RECORDS FOR THIS EXERCISE —
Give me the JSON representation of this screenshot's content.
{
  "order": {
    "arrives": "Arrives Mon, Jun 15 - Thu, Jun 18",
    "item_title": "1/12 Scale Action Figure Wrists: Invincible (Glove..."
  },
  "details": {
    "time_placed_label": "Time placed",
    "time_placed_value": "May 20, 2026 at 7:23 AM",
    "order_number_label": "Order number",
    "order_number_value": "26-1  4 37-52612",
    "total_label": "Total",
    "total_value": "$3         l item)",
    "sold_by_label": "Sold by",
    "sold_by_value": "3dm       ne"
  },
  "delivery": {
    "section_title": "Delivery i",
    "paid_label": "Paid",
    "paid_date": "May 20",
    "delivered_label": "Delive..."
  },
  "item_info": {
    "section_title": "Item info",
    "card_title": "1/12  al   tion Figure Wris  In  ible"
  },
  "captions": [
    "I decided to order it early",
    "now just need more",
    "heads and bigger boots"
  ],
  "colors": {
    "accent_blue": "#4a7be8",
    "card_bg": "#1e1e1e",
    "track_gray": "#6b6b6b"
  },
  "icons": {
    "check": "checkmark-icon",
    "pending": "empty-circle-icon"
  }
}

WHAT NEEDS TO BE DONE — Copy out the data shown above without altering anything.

THE ANSWER —
Give me the JSON representation of this screenshot's content.
{
  "order": {
    "arrives": "Arrives Mon, Jun 15 - Thu, Jun 18",
    "item_title": "1/12 Scale Action Figure Wrists: Invincible (Glove..."
  },
  "details": {
    "time_placed_label": "Time placed",
    "time_placed_value": "May 20, 2026 at 7:23 AM",
    "order_number_label": "Order number",
    "order_number_value": "26-1  4 37-52612",
    "total_label": "Total",
    "total_value": "$3         l item)",
    "sold_by_label": "Sold by",
    "sold_by_value": "3dm       ne"
  },
  "delivery": {
    "section_title": "Delivery i",
    "paid_label": "Paid",
    "paid_date": "May 20",
    "delivered_label": "Delive..."
  },
  "item_info": {
    "section_title": "Item info",
    "card_title": "1/12  al   tion Figure Wris  In  ible"
  },
  "captions": [
    "I decided to order it early",
    "now just need more",
    "heads and bigger boots"
  ],
  "colors": {
    "accent_blue": "#4a7be8",
    "card_bg": "#1e1e1e",
    "track_gray": "#6b6b6b"
  },
  "icons": {
    "check": "checkmark-icon",
    "pending": "empty-circle-icon"
  }
}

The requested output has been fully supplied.